17) The machine your friends’ IPFS node program will be running on needs to always stay on, to the maximum extent possible.

18) Your friends will then download the IPFS installation file from into the IPFS folder on the cloned hard drive and run the installation file. This assures your IPFS data storage is recognized in that location. It also allows for them to be running a different desktop or Raspberry Pi operating system.

19) They should then open the IPFS program to the status screen to verify peers are being connected. Also, after scanning the entire data directory, the storage space used will also be displayed on the status screen.

20) If your new content is being accessed on IPFS, it may not be necessary to preserve older content this way again. If your not sure, repeat this section occasionally.

Closing Statements

After the initial setup (steps 1-9), the three-step process (steps 10-12) to update an IPFS mirror site is very easy.

Visitor use of the IPFS mirror's static IPNS address (step 13) should be encouraged and frequently linked as the primary site location. Otherwise, the seeding may not occur, newer content will be slower to access and there will me more risk of tyrants blocking access by taking out the source node.

Visitors can only be assured of access to IPFS content by installing the IPFS Desktop on a PC (step 14). Otherwise, they will lose access any day tyrants want to delist a site from the DNS (domain name servers). It's the same as the wisdom of using the LBRY app, instead of and which can both be easily blocked at the DNS. All the other platforms, like Flote, which don't use an app to directly access a decentralized network are all at high risk of being blocked. LBRY and IPFS are the only highly decentralized content hosts which can’t be easily disabled by tyrants. The latter is the only one which can also host a website mirror, for free.

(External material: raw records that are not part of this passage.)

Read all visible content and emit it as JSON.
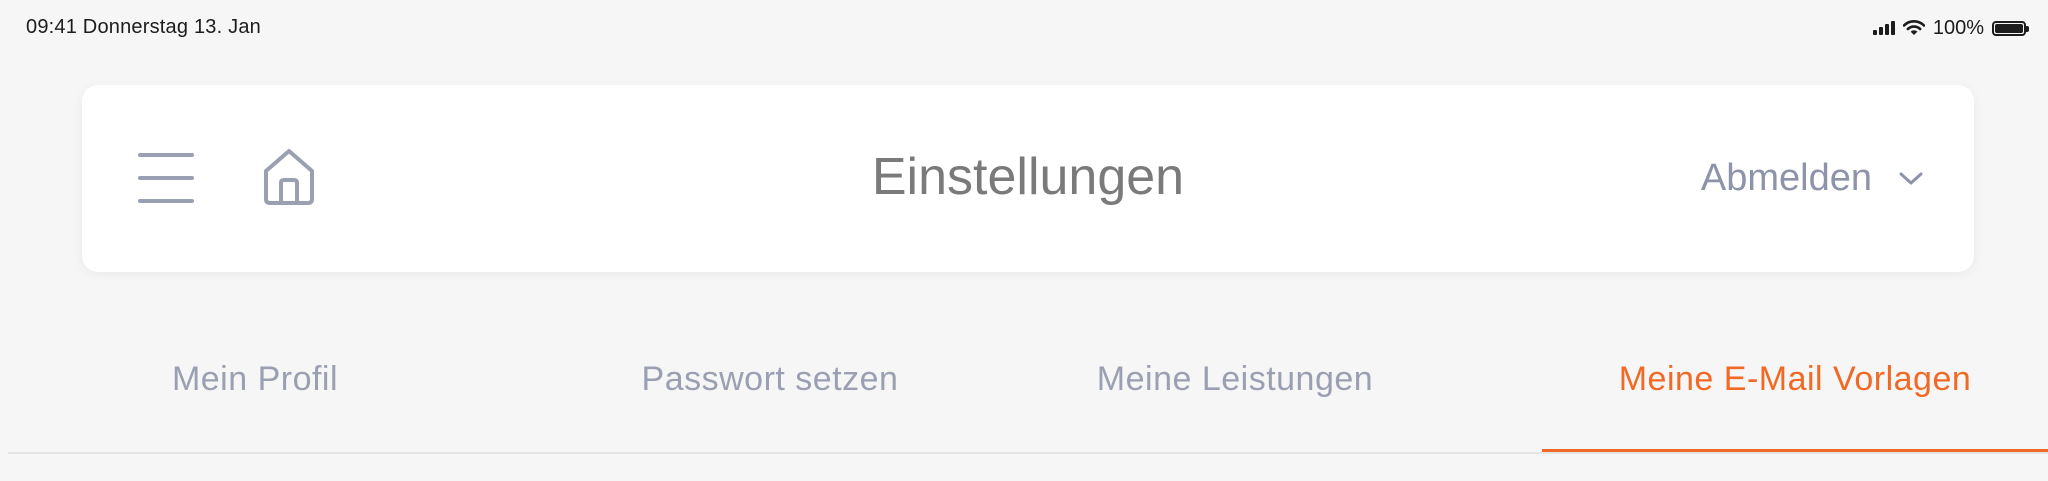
{
  "status_bar": {
    "time_date": "09:41 Donnerstag 13. Jan",
    "battery": "100%",
    "signal_icon": "signal-icon",
    "wifi_icon": "wifi-icon",
    "battery_icon": "battery-icon"
  },
  "header": {
    "title": "Einstellungen",
    "menu_icon": "hamburger-menu-icon",
    "home_icon": "home-icon",
    "logout_label": "Abmelden",
    "logout_chevron": "chevron-down-icon"
  },
  "tabs": [
    {
      "label": "Mein Profil",
      "active": false
    },
    {
      "label": "Passwort setzen",
      "active": false
    },
    {
      "label": "Meine Leistungen",
      "active": false
    },
    {
      "label": "Meine E-Mail Vorlagen",
      "active": true
    }
  ],
  "colors": {
    "accent": "#f06a26",
    "muted_text": "#9aa0b2",
    "title_text": "#7a7a7a",
    "background": "#f6f6f6",
    "card": "#ffffff"
  }
}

Assured preservation of older content requires a few more steps and others at different locations willing to have IPFS nodes operating with your content (steps 15-20).

Hopefully, the above will be helpful in protecting much of the content at increasing risk from tyrants today.


This document is yours to use as you see fit. Improvements will be appreciated. Credit back to Agorist.Market and first publication at

will be appreciated. You may contact the author at Web3Only@Agorist.Market with any improvements.

28 Jan 2021